**Records shown:**
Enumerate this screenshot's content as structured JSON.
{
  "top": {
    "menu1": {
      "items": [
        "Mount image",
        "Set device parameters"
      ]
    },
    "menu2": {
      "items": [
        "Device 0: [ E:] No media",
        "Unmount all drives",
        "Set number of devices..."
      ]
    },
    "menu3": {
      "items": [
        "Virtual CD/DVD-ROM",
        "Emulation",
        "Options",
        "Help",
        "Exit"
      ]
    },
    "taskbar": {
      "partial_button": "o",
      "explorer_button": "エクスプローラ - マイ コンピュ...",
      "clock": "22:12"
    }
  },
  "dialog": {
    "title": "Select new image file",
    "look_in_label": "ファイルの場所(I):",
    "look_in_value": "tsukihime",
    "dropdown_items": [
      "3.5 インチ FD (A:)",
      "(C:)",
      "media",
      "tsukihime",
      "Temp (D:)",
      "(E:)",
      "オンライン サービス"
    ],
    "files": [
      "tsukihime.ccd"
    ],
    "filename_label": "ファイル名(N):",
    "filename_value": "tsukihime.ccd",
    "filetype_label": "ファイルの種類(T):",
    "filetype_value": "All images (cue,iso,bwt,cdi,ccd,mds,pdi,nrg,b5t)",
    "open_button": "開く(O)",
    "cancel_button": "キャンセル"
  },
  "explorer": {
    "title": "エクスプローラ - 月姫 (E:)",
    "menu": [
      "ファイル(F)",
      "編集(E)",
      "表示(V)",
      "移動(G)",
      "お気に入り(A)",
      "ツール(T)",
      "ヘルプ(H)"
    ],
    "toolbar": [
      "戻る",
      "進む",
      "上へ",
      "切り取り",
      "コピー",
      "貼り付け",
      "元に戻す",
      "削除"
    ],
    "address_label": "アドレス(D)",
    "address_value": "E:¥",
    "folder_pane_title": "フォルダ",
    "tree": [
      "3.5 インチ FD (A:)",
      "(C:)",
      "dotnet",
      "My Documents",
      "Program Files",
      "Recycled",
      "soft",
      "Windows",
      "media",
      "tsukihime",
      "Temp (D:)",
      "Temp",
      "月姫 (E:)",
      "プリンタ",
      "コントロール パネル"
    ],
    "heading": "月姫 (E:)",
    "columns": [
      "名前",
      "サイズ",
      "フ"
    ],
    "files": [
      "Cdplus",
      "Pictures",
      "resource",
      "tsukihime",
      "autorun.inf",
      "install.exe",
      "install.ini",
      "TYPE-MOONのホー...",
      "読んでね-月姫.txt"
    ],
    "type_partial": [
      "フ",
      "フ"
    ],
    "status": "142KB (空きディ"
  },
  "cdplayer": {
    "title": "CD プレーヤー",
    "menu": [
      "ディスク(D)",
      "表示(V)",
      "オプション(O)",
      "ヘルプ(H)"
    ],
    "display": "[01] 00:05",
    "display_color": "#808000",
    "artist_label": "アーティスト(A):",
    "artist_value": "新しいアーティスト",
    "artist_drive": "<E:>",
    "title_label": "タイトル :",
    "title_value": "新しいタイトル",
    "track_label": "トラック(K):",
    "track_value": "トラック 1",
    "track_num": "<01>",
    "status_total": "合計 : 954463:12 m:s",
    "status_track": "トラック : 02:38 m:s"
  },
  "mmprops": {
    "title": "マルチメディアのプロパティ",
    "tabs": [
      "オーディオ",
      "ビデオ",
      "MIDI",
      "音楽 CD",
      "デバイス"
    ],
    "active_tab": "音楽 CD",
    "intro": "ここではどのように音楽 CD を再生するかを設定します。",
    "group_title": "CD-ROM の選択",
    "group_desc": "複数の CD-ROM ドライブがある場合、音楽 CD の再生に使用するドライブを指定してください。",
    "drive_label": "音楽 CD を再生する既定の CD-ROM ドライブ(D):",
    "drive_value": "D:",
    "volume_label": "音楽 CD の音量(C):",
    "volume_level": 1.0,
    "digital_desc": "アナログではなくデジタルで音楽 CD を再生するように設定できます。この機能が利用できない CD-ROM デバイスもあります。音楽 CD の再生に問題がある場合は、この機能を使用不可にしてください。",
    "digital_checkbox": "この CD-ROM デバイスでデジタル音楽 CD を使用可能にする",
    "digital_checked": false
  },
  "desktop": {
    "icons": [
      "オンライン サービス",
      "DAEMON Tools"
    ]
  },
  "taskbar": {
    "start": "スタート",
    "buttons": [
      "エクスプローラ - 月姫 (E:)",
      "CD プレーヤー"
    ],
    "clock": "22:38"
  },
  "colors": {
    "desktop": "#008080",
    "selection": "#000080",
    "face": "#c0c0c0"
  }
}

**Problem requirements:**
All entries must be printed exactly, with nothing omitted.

**Reply to the exercise:**
Enumerate this screenshot's content as structured JSON.
{
  "top": {
    "menu1": {
      "items": [
        "Mount image",
        "Set device parameters"
      ]
    },
    "menu2": {
      "items": [
        "Device 0: [ E:] No media",
        "Unmount all drives",
        "Set number of devices..."
      ]
    },
    "menu3": {
      "items": [
        "Virtual CD/DVD-ROM",
        "Emulation",
        "Options",
        "Help",
        "Exit"
      ]
    },
    "taskbar": {
      "partial_button": "o",
      "explorer_button": "エクスプローラ - マイ コンピュ...",
      "clock": "22:12"
    }
  },
  "dialog": {
    "title": "Select new image file",
    "look_in_label": "ファイルの場所(I):",
    "look_in_value": "tsukihime",
    "dropdown_items": [
      "3.5 インチ FD (A:)",
      "(C:)",
      "media",
      "tsukihime",
      "Temp (D:)",
      "(E:)",
      "オンライン サービス"
    ],
    "files": [
      "tsukihime.ccd"
    ],
    "filename_label": "ファイル名(N):",
    "filename_value": "tsukihime.ccd",
    "filetype_label": "ファイルの種類(T):",
    "filetype_value": "All images (cue,iso,bwt,cdi,ccd,mds,pdi,nrg,b5t)",
    "open_button": "開く(O)",
    "cancel_button": "キャンセル"
  },
  "explorer": {
    "title": "エクスプローラ - 月姫 (E:)",
    "menu": [
      "ファイル(F)",
      "編集(E)",
      "表示(V)",
      "移動(G)",
      "お気に入り(A)",
      "ツール(T)",
      "ヘルプ(H)"
    ],
    "toolbar": [
      "戻る",
      "進む",
      "上へ",
      "切り取り",
      "コピー",
      "貼り付け",
      "元に戻す",
      "削除"
    ],
    "address_label": "アドレス(D)",
    "address_value": "E:¥",
    "folder_pane_title": "フォルダ",
    "tree": [
      "3.5 インチ FD (A:)",
      "(C:)",
      "dotnet",
      "My Documents",
      "Program Files",
      "Recycled",
      "soft",
      "Windows",
      "media",
      "tsukihime",
      "Temp (D:)",
      "Temp",
      "月姫 (E:)",
      "プリンタ",
      "コントロール パネル"
    ],
    "heading": "月姫 (E:)",
    "columns": [
      "名前",
      "サイズ",
      "フ"
    ],
    "files": [
      "Cdplus",
      "Pictures",
      "resource",
      "tsukihime",
      "autorun.inf",
      "install.exe",
      "install.ini",
      "TYPE-MOONのホー...",
      "読んでね-月姫.txt"
    ],
    "type_partial": [
      "フ",
      "フ"
    ],
    "status": "142KB (空きディ"
  },
  "cdplayer": {
    "title": "CD プレーヤー",
    "menu": [
      "ディスク(D)",
      "表示(V)",
      "オプション(O)",
      "ヘルプ(H)"
    ],
    "display": "[01] 00:05",
    "display_color": "#808000",
    "artist_label": "アーティスト(A):",
    "artist_value": "新しいアーティスト",
    "artist_drive": "<E:>",
    "title_label": "タイトル :",
    "title_value": "新しいタイトル",
    "track_label": "トラック(K):",
    "track_value": "トラック 1",
    "track_num": "<01>",
    "status_total": "合計 : 954463:12 m:s",
    "status_track": "トラック : 02:38 m:s"
  },
  "mmprops": {
    "title": "マルチメディアのプロパティ",
    "tabs": [
      "オーディオ",
      "ビデオ",
      "MIDI",
      "音楽 CD",
      "デバイス"
    ],
    "active_tab": "音楽 CD",
    "intro": "ここではどのように音楽 CD を再生するかを設定します。",
    "group_title": "CD-ROM の選択",
    "group_desc": "複数の CD-ROM ドライブがある場合、音楽 CD の再生に使用するドライブを指定してください。",
    "drive_label": "音楽 CD を再生する既定の CD-ROM ドライブ(D):",
    "drive_value": "D:",
    "volume_label": "音楽 CD の音量(C):",
    "volume_level": 1.0,
    "digital_desc": "アナログではなくデジタルで音楽 CD を再生するように設定できます。この機能が利用できない CD-ROM デバイスもあります。音楽 CD の再生に問題がある場合は、この機能を使用不可にしてください。",
    "digital_checkbox": "この CD-ROM デバイスでデジタル音楽 CD を使用可能にする",
    "digital_checked": false
  },
  "desktop": {
    "icons": [
      "オンライン サービス",
      "DAEMON Tools"
    ]
  },
  "taskbar": {
    "start": "スタート",
    "buttons": [
      "エクスプローラ - 月姫 (E:)",
      "CD プレーヤー"
    ],
    "clock": "22:38"
  },
  "colors": {
    "desktop": "#008080",
    "selection": "#000080",
    "face": "#c0c0c0"
  }
}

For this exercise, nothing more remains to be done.